Data records
################

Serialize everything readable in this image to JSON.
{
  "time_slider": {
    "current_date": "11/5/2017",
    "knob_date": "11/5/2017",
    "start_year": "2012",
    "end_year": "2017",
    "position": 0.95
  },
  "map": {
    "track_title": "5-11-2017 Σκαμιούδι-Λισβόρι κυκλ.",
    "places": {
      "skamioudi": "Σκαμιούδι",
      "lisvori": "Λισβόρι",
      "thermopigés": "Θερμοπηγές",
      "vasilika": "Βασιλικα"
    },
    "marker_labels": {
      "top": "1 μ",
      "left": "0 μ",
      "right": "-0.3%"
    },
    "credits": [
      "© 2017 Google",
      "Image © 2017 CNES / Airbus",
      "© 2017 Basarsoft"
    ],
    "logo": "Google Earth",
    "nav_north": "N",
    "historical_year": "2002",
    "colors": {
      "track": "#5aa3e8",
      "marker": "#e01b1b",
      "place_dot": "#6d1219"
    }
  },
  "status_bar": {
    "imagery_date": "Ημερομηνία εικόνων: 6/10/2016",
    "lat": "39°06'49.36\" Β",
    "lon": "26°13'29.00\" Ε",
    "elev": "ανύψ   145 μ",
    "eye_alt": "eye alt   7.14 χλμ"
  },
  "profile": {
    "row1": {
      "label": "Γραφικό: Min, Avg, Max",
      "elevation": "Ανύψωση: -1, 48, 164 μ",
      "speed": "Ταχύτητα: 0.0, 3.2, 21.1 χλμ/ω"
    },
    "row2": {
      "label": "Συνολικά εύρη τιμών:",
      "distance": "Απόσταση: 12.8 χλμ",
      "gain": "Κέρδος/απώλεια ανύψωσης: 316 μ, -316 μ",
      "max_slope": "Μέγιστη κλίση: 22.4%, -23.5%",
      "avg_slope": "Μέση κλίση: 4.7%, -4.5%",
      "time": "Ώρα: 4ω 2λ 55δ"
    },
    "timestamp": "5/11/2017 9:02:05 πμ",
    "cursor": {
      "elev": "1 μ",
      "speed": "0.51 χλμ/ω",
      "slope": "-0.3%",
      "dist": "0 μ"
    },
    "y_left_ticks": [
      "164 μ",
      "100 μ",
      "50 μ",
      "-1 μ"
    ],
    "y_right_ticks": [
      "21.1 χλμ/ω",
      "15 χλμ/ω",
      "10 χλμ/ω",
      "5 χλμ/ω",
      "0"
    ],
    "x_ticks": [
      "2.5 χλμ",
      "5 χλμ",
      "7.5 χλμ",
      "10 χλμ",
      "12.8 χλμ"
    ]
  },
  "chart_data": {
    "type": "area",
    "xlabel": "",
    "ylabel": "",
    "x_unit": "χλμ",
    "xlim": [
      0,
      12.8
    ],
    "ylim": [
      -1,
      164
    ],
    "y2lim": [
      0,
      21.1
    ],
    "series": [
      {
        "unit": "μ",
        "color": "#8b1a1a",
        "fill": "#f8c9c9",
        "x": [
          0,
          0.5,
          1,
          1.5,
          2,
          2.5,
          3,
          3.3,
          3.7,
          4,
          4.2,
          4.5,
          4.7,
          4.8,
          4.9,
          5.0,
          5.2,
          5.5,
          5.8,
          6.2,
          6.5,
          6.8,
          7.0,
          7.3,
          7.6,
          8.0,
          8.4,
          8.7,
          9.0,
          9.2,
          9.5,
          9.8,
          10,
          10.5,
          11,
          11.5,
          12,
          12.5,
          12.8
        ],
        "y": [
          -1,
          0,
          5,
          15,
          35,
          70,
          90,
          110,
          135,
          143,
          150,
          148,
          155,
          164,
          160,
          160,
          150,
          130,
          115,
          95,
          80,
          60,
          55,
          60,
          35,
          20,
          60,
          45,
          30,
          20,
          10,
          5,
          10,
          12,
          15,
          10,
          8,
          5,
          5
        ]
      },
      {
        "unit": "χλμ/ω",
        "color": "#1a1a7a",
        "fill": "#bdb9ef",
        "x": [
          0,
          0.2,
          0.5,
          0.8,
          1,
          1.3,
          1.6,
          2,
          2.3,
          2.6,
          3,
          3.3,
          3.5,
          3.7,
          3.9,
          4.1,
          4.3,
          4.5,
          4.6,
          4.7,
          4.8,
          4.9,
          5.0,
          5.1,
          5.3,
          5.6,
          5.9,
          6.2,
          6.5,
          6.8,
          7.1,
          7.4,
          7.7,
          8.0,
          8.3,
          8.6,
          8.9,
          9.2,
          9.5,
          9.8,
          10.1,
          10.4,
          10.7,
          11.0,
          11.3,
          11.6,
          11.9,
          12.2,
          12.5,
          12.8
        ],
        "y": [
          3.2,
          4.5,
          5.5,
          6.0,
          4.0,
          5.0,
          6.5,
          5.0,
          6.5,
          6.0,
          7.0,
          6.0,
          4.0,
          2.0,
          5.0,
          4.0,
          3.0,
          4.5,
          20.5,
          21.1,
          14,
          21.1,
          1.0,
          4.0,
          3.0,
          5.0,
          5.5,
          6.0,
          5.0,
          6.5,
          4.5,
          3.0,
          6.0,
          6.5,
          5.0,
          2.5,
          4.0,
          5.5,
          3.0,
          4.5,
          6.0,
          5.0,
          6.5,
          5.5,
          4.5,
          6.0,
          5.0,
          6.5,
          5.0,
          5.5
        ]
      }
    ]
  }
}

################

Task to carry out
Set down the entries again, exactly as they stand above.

Task solution
Serialize everything readable in this image to JSON.
{
  "time_slider": {
    "current_date": "11/5/2017",
    "knob_date": "11/5/2017",
    "start_year": "2012",
    "end_year": "2017",
    "position": 0.95
  },
  "map": {
    "track_title": "5-11-2017 Σκαμιούδι-Λισβόρι κυκλ.",
    "places": {
      "skamioudi": "Σκαμιούδι",
      "lisvori": "Λισβόρι",
      "thermopigés": "Θερμοπηγές",
      "vasilika": "Βασιλικα"
    },
    "marker_labels": {
      "top": "1 μ",
      "left": "0 μ",
      "right": "-0.3%"
    },
    "credits": [
      "© 2017 Google",
      "Image © 2017 CNES / Airbus",
      "© 2017 Basarsoft"
    ],
    "logo": "Google Earth",
    "nav_north": "N",
    "historical_year": "2002",
    "colors": {
      "track": "#5aa3e8",
      "marker": "#e01b1b",
      "place_dot": "#6d1219"
    }
  },
  "status_bar": {
    "imagery_date": "Ημερομηνία εικόνων: 6/10/2016",
    "lat": "39°06'49.36\" Β",
    "lon": "26°13'29.00\" Ε",
    "elev": "ανύψ   145 μ",
    "eye_alt": "eye alt   7.14 χλμ"
  },
  "profile": {
    "row1": {
      "label": "Γραφικό: Min, Avg, Max",
      "elevation": "Ανύψωση: -1, 48, 164 μ",
      "speed": "Ταχύτητα: 0.0, 3.2, 21.1 χλμ/ω"
    },
    "row2": {
      "label": "Συνολικά εύρη τιμών:",
      "distance": "Απόσταση: 12.8 χλμ",
      "gain": "Κέρδος/απώλεια ανύψωσης: 316 μ, -316 μ",
      "max_slope": "Μέγιστη κλίση: 22.4%, -23.5%",
      "avg_slope": "Μέση κλίση: 4.7%, -4.5%",
      "time": "Ώρα: 4ω 2λ 55δ"
    },
    "timestamp": "5/11/2017 9:02:05 πμ",
    "cursor": {
      "elev": "1 μ",
      "speed": "0.51 χλμ/ω",
      "slope": "-0.3%",
      "dist": "0 μ"
    },
    "y_left_ticks": [
      "164 μ",
      "100 μ",
      "50 μ",
      "-1 μ"
    ],
    "y_right_ticks": [
      "21.1 χλμ/ω",
      "15 χλμ/ω",
      "10 χλμ/ω",
      "5 χλμ/ω",
      "0"
    ],
    "x_ticks": [
      "2.5 χλμ",
      "5 χλμ",
      "7.5 χλμ",
      "10 χλμ",
      "12.8 χλμ"
    ]
  },
  "chart_data": {
    "type": "area",
    "xlabel": "",
    "ylabel": "",
    "x_unit": "χλμ",
    "xlim": [
      0,
      12.8
    ],
    "ylim": [
      -1,
      164
    ],
    "y2lim": [
      0,
      21.1
    ],
    "series": [
      {
        "unit": "μ",
        "color": "#8b1a1a",
        "fill": "#f8c9c9",
        "x": [
          0,
          0.5,
          1,
          1.5,
          2,
          2.5,
          3,
          3.3,
          3.7,
          4,
          4.2,
          4.5,
          4.7,
          4.8,
          4.9,
          5.0,
          5.2,
          5.5,
          5.8,
          6.2,
          6.5,
          6.8,
          7.0,
          7.3,
          7.6,
          8.0,
          8.4,
          8.7,
          9.0,
          9.2,
          9.5,
          9.8,
          10,
          10.5,
          11,
          11.5,
          12,
          12.5,
          12.8
        ],
        "y": [
          -1,
          0,
          5,
          15,
          35,
          70,
          90,
          110,
          135,
          143,
          150,
          148,
          155,
          164,
          160,
          160,
          150,
          130,
          115,
          95,
          80,
          60,
          55,
          60,
          35,
          20,
          60,
          45,
          30,
          20,
          10,
          5,
          10,
          12,
          15,
          10,
          8,
          5,
          5
        ]
      },
      {
        "unit": "χλμ/ω",
        "color": "#1a1a7a",
        "fill": "#bdb9ef",
        "x": [
          0,
          0.2,
          0.5,
          0.8,
          1,
          1.3,
          1.6,
          2,
          2.3,
          2.6,
          3,
          3.3,
          3.5,
          3.7,
          3.9,
          4.1,
          4.3,
          4.5,
          4.6,
          4.7,
          4.8,
          4.9,
          5.0,
          5.1,
          5.3,
          5.6,
          5.9,
          6.2,
          6.5,
          6.8,
          7.1,
          7.4,
          7.7,
          8.0,
          8.3,
          8.6,
          8.9,
          9.2,
          9.5,
          9.8,
          10.1,
          10.4,
          10.7,
          11.0,
          11.3,
          11.6,
          11.9,
          12.2,
          12.5,
          12.8
        ],
        "y": [
          3.2,
          4.5,
          5.5,
          6.0,
          4.0,
          5.0,
          6.5,
          5.0,
          6.5,
          6.0,
          7.0,
          6.0,
          4.0,
          2.0,
          5.0,
          4.0,
          3.0,
          4.5,
          20.5,
          21.1,
          14,
          21.1,
          1.0,
          4.0,
          3.0,
          5.0,
          5.5,
          6.0,
          5.0,
          6.5,
          4.5,
          3.0,
          6.0,
          6.5,
          5.0,
          2.5,
          4.0,
          5.5,
          3.0,
          4.5,
          6.0,
          5.0,
          6.5,
          5.5,
          4.5,
          6.0,
          5.0,
          6.5,
          5.0,
          5.5
        ]
      }
    ]
  }
}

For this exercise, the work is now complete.